Items from a data source:
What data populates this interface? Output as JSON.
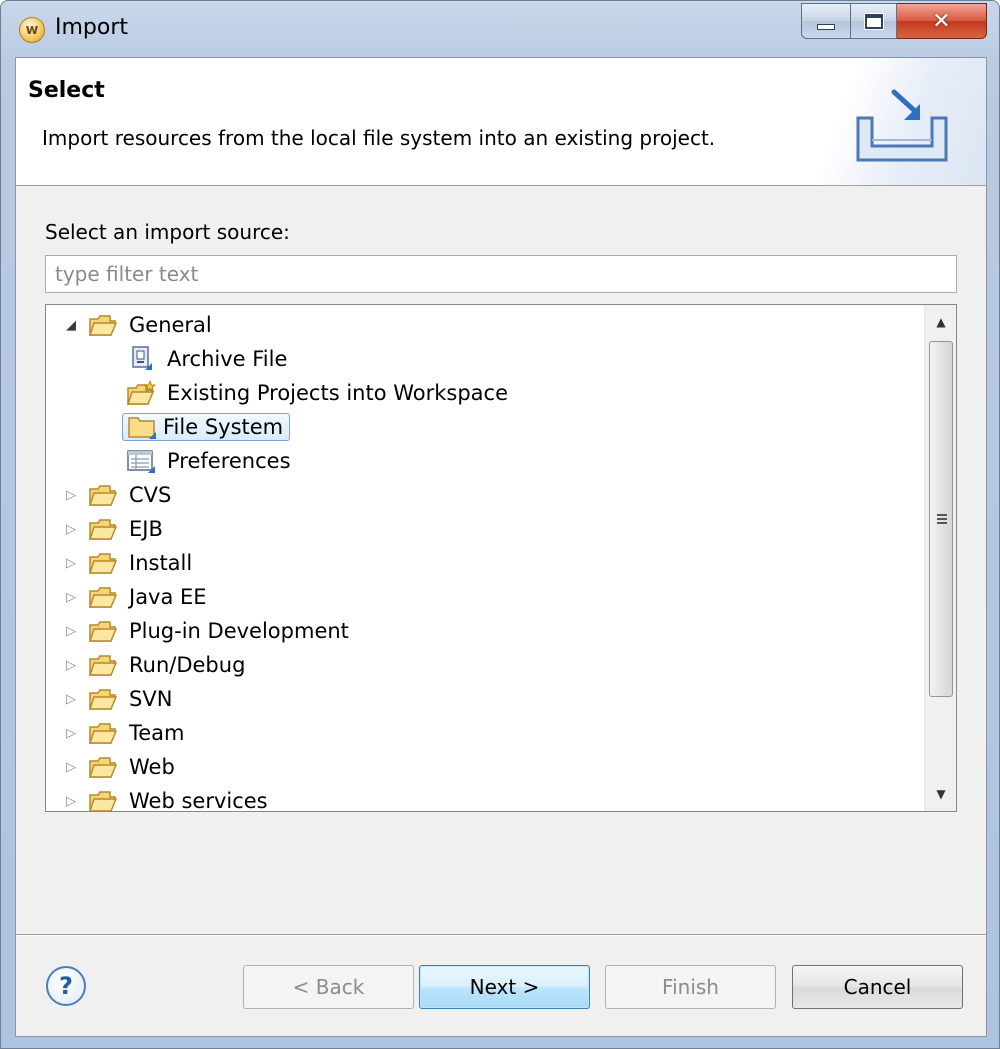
{
  "window": {
    "title": "Import",
    "app_icon_letter": "w"
  },
  "header": {
    "title": "Select",
    "description": "Import resources from the local file system into an existing project."
  },
  "source": {
    "label": "Select an import source:",
    "filter_placeholder": "type filter text",
    "filter_value": ""
  },
  "tree": {
    "items": [
      {
        "label": "General",
        "expanded": true,
        "icon": "folder-open-icon"
      },
      {
        "label": "Archive File",
        "icon": "archive-file-icon",
        "child": true
      },
      {
        "label": "Existing Projects into Workspace",
        "icon": "existing-projects-icon",
        "child": true
      },
      {
        "label": "File System",
        "icon": "folder-icon",
        "child": true,
        "selected": true
      },
      {
        "label": "Preferences",
        "icon": "preferences-icon",
        "child": true
      },
      {
        "label": "CVS",
        "expanded": false,
        "icon": "folder-open-icon"
      },
      {
        "label": "EJB",
        "expanded": false,
        "icon": "folder-open-icon"
      },
      {
        "label": "Install",
        "expanded": false,
        "icon": "folder-open-icon"
      },
      {
        "label": "Java EE",
        "expanded": false,
        "icon": "folder-open-icon"
      },
      {
        "label": "Plug-in Development",
        "expanded": false,
        "icon": "folder-open-icon"
      },
      {
        "label": "Run/Debug",
        "expanded": false,
        "icon": "folder-open-icon"
      },
      {
        "label": "SVN",
        "expanded": false,
        "icon": "folder-open-icon"
      },
      {
        "label": "Team",
        "expanded": false,
        "icon": "folder-open-icon"
      },
      {
        "label": "Web",
        "expanded": false,
        "icon": "folder-open-icon"
      },
      {
        "label": "Web services",
        "expanded": false,
        "icon": "folder-open-icon"
      }
    ]
  },
  "buttons": {
    "back": "< Back",
    "next": "Next >",
    "finish": "Finish",
    "cancel": "Cancel",
    "help": "?"
  },
  "colors": {
    "selection_border": "#7da2ce",
    "default_button": "#3c7fb1"
  }
}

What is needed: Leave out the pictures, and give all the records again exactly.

The answer:
What data populates this interface? Output as JSON.
{
  "window": {
    "title": "Import",
    "app_icon_letter": "w"
  },
  "header": {
    "title": "Select",
    "description": "Import resources from the local file system into an existing project."
  },
  "source": {
    "label": "Select an import source:",
    "filter_placeholder": "type filter text",
    "filter_value": ""
  },
  "tree": {
    "items": [
      {
        "label": "General",
        "expanded": true,
        "icon": "folder-open-icon"
      },
      {
        "label": "Archive File",
        "icon": "archive-file-icon",
        "child": true
      },
      {
        "label": "Existing Projects into Workspace",
        "icon": "existing-projects-icon",
        "child": true
      },
      {
        "label": "File System",
        "icon": "folder-icon",
        "child": true,
        "selected": true
      },
      {
        "label": "Preferences",
        "icon": "preferences-icon",
        "child": true
      },
      {
        "label": "CVS",
        "expanded": false,
        "icon": "folder-open-icon"
      },
      {
        "label": "EJB",
        "expanded": false,
        "icon": "folder-open-icon"
      },
      {
        "label": "Install",
        "expanded": false,
        "icon": "folder-open-icon"
      },
      {
        "label": "Java EE",
        "expanded": false,
        "icon": "folder-open-icon"
      },
      {
        "label": "Plug-in Development",
        "expanded": false,
        "icon": "folder-open-icon"
      },
      {
        "label": "Run/Debug",
        "expanded": false,
        "icon": "folder-open-icon"
      },
      {
        "label": "SVN",
        "expanded": false,
        "icon": "folder-open-icon"
      },
      {
        "label": "Team",
        "expanded": false,
        "icon": "folder-open-icon"
      },
      {
        "label": "Web",
        "expanded": false,
        "icon": "folder-open-icon"
      },
      {
        "label": "Web services",
        "expanded": false,
        "icon": "folder-open-icon"
      }
    ]
  },
  "buttons": {
    "back": "< Back",
    "next": "Next >",
    "finish": "Finish",
    "cancel": "Cancel",
    "help": "?"
  },
  "colors": {
    "selection_border": "#7da2ce",
    "default_button": "#3c7fb1"
  }
}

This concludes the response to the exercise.